- [PROBLEM TO WORK ON]:
Read the data below. Every line holding the string "this" must be copied.

- [DATA EXTRACT]:
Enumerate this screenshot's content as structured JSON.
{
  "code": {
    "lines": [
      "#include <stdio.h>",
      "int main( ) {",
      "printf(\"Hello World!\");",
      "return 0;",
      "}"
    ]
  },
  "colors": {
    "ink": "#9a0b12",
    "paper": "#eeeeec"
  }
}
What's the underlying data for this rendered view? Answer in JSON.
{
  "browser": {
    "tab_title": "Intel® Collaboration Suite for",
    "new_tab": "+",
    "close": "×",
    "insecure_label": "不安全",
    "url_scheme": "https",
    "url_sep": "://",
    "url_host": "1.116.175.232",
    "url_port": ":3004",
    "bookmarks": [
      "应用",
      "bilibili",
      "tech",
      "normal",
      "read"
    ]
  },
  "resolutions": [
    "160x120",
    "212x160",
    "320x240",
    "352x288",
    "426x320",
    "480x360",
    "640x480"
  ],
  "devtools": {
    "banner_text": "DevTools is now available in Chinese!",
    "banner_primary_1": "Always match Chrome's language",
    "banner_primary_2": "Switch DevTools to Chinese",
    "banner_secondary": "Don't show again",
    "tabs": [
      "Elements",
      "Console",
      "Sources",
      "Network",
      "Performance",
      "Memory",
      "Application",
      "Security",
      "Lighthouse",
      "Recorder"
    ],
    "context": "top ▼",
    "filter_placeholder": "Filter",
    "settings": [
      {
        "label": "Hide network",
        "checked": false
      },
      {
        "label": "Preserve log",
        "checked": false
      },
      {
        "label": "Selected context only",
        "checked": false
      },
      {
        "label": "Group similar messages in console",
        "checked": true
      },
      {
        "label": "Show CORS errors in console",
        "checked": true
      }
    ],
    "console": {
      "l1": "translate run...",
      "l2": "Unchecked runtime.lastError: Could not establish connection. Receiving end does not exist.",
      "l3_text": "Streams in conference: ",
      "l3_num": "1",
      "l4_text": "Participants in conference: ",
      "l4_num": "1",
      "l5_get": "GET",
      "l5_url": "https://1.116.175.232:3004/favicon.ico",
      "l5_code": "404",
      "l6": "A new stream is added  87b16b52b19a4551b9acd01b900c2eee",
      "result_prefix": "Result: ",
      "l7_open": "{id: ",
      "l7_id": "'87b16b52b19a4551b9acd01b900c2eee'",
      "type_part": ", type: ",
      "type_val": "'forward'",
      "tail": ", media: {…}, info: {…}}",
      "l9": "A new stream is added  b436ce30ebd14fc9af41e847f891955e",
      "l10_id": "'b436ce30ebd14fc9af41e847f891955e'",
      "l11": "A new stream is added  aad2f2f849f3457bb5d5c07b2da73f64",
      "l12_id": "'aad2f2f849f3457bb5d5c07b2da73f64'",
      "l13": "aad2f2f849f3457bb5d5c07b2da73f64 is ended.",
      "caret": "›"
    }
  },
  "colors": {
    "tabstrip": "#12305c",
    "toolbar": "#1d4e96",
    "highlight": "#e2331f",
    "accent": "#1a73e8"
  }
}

- [TASK RESULT]:
Enumerate this screenshot's content as structured JSON.
What's the underlying data for this rendered view? Answer in JSON.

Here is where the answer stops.